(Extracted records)

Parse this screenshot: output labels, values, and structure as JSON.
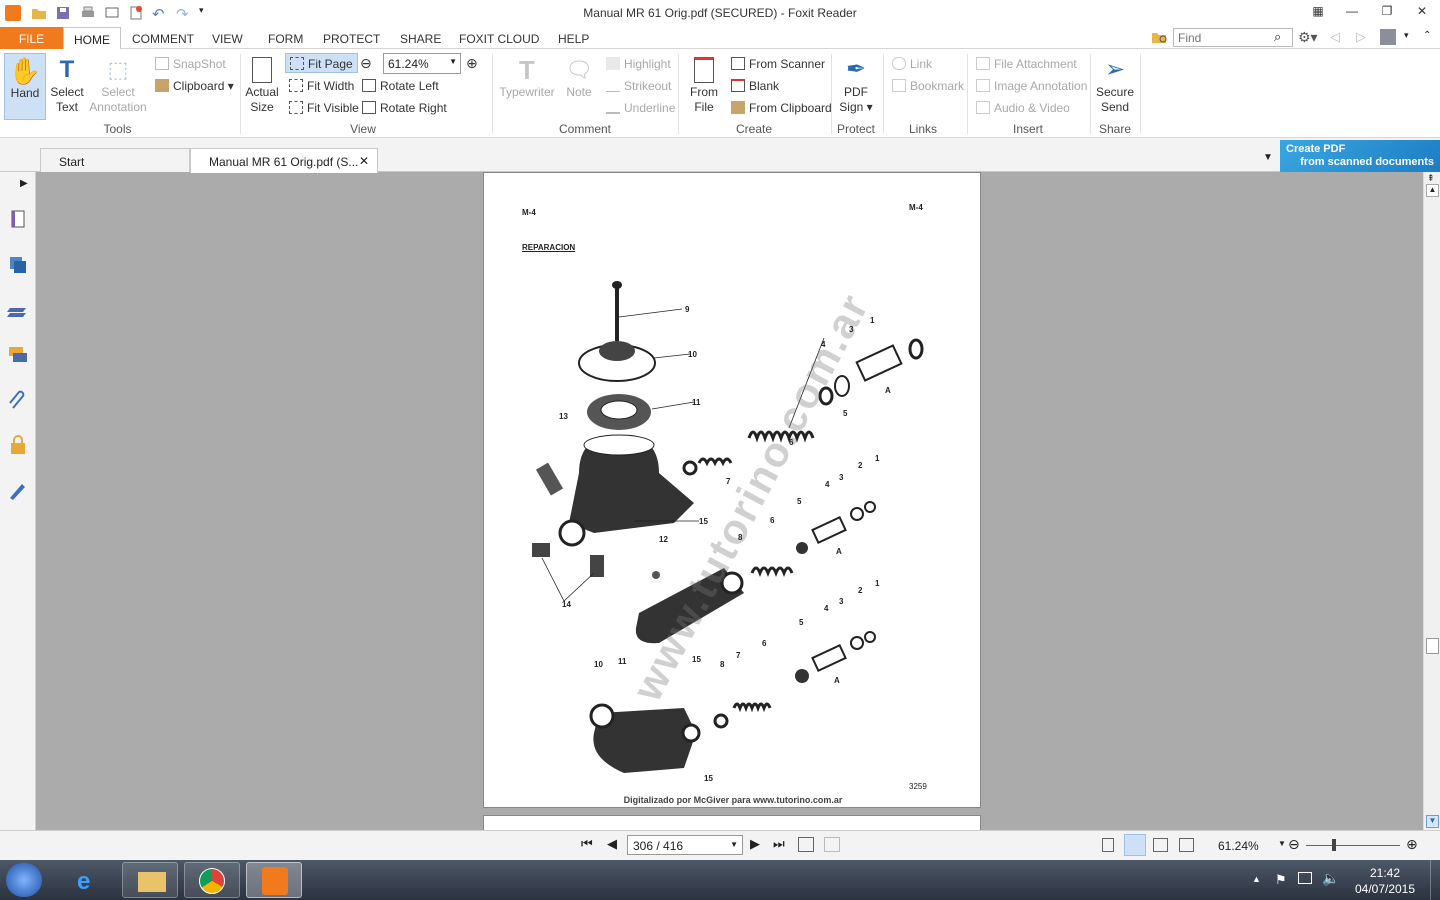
{
  "window": {
    "title": "Manual MR 61 Orig.pdf (SECURED) - Foxit Reader"
  },
  "menu": {
    "file": "FILE",
    "tabs": [
      "HOME",
      "COMMENT",
      "VIEW",
      "FORM",
      "PROTECT",
      "SHARE",
      "FOXIT CLOUD",
      "HELP"
    ]
  },
  "search": {
    "placeholder": "Find"
  },
  "ribbon": {
    "hand": "Hand",
    "select_text_1": "Select",
    "select_text_2": "Text",
    "select_annot_1": "Select",
    "select_annot_2": "Annotation",
    "snapshot": "SnapShot",
    "clipboard": "Clipboard",
    "tools_group": "Tools",
    "actual_1": "Actual",
    "actual_2": "Size",
    "fit_page": "Fit Page",
    "fit_width": "Fit Width",
    "fit_visible": "Fit Visible",
    "zoom": "61.24%",
    "rotate_left": "Rotate Left",
    "rotate_right": "Rotate Right",
    "view_group": "View",
    "typewriter": "Typewriter",
    "note": "Note",
    "highlight": "Highlight",
    "strikeout": "Strikeout",
    "underline": "Underline",
    "comment_group": "Comment",
    "from_file_1": "From",
    "from_file_2": "File",
    "from_scanner": "From Scanner",
    "blank": "Blank",
    "from_clipboard": "From Clipboard",
    "create_group": "Create",
    "pdf_sign_1": "PDF",
    "pdf_sign_2": "Sign",
    "protect_group": "Protect",
    "link": "Link",
    "bookmark": "Bookmark",
    "links_group": "Links",
    "file_attachment": "File Attachment",
    "image_annotation": "Image Annotation",
    "audio_video": "Audio & Video",
    "insert_group": "Insert",
    "secure_1": "Secure",
    "secure_2": "Send",
    "share_group": "Share"
  },
  "doc_tabs": {
    "start": "Start",
    "current": "Manual MR 61 Orig.pdf (S..."
  },
  "ad": {
    "line1": "Create PDF",
    "line2": "from scanned documents"
  },
  "pdf_page": {
    "header_left": "M-4",
    "header_right": "M-4",
    "heading": "REPARACION",
    "watermark": "www.tutorino.com.ar",
    "figure_number": "3259",
    "footer": "Digitalizado por McGiver para www.tutorino.com.ar",
    "callouts": [
      "9",
      "10",
      "11",
      "13",
      "15",
      "14",
      "1",
      "3",
      "4",
      "5",
      "6",
      "7",
      "A",
      "1",
      "2",
      "3",
      "4",
      "5",
      "6",
      "8",
      "12",
      "A",
      "15",
      "1",
      "2",
      "3",
      "4",
      "5",
      "6",
      "7",
      "8",
      "10",
      "11",
      "A",
      "15"
    ]
  },
  "status": {
    "page_field": "306 / 416",
    "zoom": "61.24%"
  },
  "taskbar": {
    "time": "21:42",
    "date": "04/07/2015"
  }
}
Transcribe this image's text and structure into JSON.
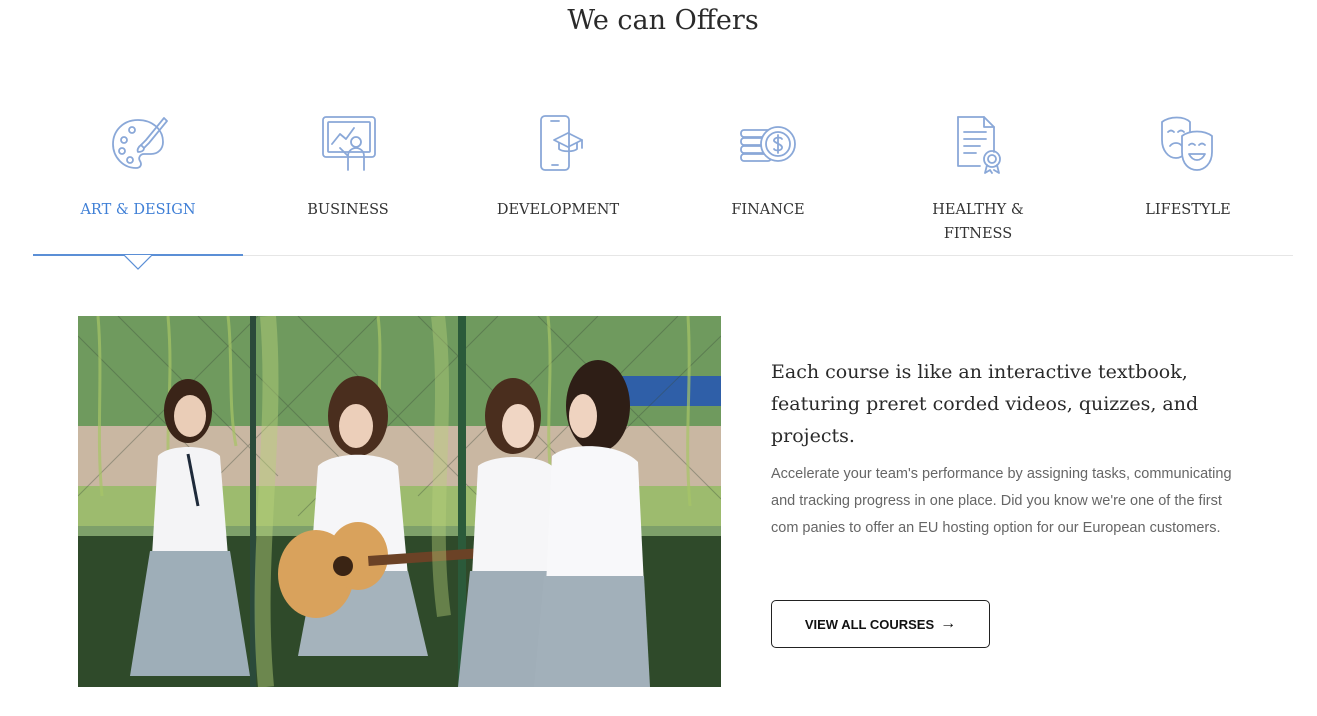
{
  "section": {
    "title": "We can Offers"
  },
  "tabs": [
    {
      "label": "ART & DESIGN",
      "icon": "palette-icon",
      "active": true
    },
    {
      "label": "BUSINESS",
      "icon": "presentation-board-icon",
      "active": false
    },
    {
      "label": "DEVELOPMENT",
      "icon": "mobile-graduation-icon",
      "active": false
    },
    {
      "label": "FINANCE",
      "icon": "coins-dollar-icon",
      "active": false
    },
    {
      "label": "HEALTHY & FITNESS",
      "icon": "certificate-document-icon",
      "active": false
    },
    {
      "label": "LIFESTYLE",
      "icon": "theater-masks-icon",
      "active": false
    }
  ],
  "content": {
    "headline": "Each course is like an interactive textbook, featuring preret corded videos, quizzes, and projects.",
    "description": "Accelerate your team's performance by assigning tasks, communicating and tracking progress in one place. Did you know we're one of the first com panies to offer an EU hosting option for our European customers.",
    "button_label": "VIEW ALL COURSES",
    "button_icon": "arrow-right-icon",
    "image": "students-playing-guitar-photo"
  },
  "colors": {
    "accent": "#3f7fd6",
    "icon_stroke": "#8aa8d8",
    "text_dark": "#2a2a2a",
    "text_muted": "#666666"
  }
}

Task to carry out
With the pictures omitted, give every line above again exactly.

Result of this exercise
Parse this screenshot: output labels, values, and structure as JSON.
{
  "window": {
    "title": "Manual MR 61 Orig.pdf (SECURED) - Foxit Reader"
  },
  "menu": {
    "file": "FILE",
    "tabs": [
      "HOME",
      "COMMENT",
      "VIEW",
      "FORM",
      "PROTECT",
      "SHARE",
      "FOXIT CLOUD",
      "HELP"
    ]
  },
  "search": {
    "placeholder": "Find"
  },
  "ribbon": {
    "hand": "Hand",
    "select_text_1": "Select",
    "select_text_2": "Text",
    "select_annot_1": "Select",
    "select_annot_2": "Annotation",
    "snapshot": "SnapShot",
    "clipboard": "Clipboard",
    "tools_group": "Tools",
    "actual_1": "Actual",
    "actual_2": "Size",
    "fit_page": "Fit Page",
    "fit_width": "Fit Width",
    "fit_visible": "Fit Visible",
    "zoom": "61.24%",
    "rotate_left": "Rotate Left",
    "rotate_right": "Rotate Right",
    "view_group": "View",
    "typewriter": "Typewriter",
    "note": "Note",
    "highlight": "Highlight",
    "strikeout": "Strikeout",
    "underline": "Underline",
    "comment_group": "Comment",
    "from_file_1": "From",
    "from_file_2": "File",
    "from_scanner": "From Scanner",
    "blank": "Blank",
    "from_clipboard": "From Clipboard",
    "create_group": "Create",
    "pdf_sign_1": "PDF",
    "pdf_sign_2": "Sign",
    "protect_group": "Protect",
    "link": "Link",
    "bookmark": "Bookmark",
    "links_group": "Links",
    "file_attachment": "File Attachment",
    "image_annotation": "Image Annotation",
    "audio_video": "Audio & Video",
    "insert_group": "Insert",
    "secure_1": "Secure",
    "secure_2": "Send",
    "share_group": "Share"
  },
  "doc_tabs": {
    "start": "Start",
    "current": "Manual MR 61 Orig.pdf (S..."
  },
  "ad": {
    "line1": "Create PDF",
    "line2": "from scanned documents"
  },
  "pdf_page": {
    "header_left": "M-4",
    "header_right": "M-4",
    "heading": "REPARACION",
    "watermark": "www.tutorino.com.ar",
    "figure_number": "3259",
    "footer": "Digitalizado por McGiver para www.tutorino.com.ar",
    "callouts": [
      "9",
      "10",
      "11",
      "13",
      "15",
      "14",
      "1",
      "3",
      "4",
      "5",
      "6",
      "7",
      "A",
      "1",
      "2",
      "3",
      "4",
      "5",
      "6",
      "8",
      "12",
      "A",
      "15",
      "1",
      "2",
      "3",
      "4",
      "5",
      "6",
      "7",
      "8",
      "10",
      "11",
      "A",
      "15"
    ]
  },
  "status": {
    "page_field": "306 / 416",
    "zoom": "61.24%"
  },
  "taskbar": {
    "time": "21:42",
    "date": "04/07/2015"
  }
}
Transcribe this image's text and structure into JSON.
{
  "section": {
    "title": "We can Offers"
  },
  "tabs": [
    {
      "label": "ART & DESIGN",
      "icon": "palette-icon",
      "active": true
    },
    {
      "label": "BUSINESS",
      "icon": "presentation-board-icon",
      "active": false
    },
    {
      "label": "DEVELOPMENT",
      "icon": "mobile-graduation-icon",
      "active": false
    },
    {
      "label": "FINANCE",
      "icon": "coins-dollar-icon",
      "active": false
    },
    {
      "label": "HEALTHY & FITNESS",
      "icon": "certificate-document-icon",
      "active": false
    },
    {
      "label": "LIFESTYLE",
      "icon": "theater-masks-icon",
      "active": false
    }
  ],
  "content": {
    "headline": "Each course is like an interactive textbook, featuring preret corded videos, quizzes, and projects.",
    "description": "Accelerate your team's performance by assigning tasks, communicating and tracking progress in one place. Did you know we're one of the first com panies to offer an EU hosting option for our European customers.",
    "button_label": "VIEW ALL COURSES",
    "button_icon": "arrow-right-icon",
    "image": "students-playing-guitar-photo"
  },
  "colors": {
    "accent": "#3f7fd6",
    "icon_stroke": "#8aa8d8",
    "text_dark": "#2a2a2a",
    "text_muted": "#666666"
  }
}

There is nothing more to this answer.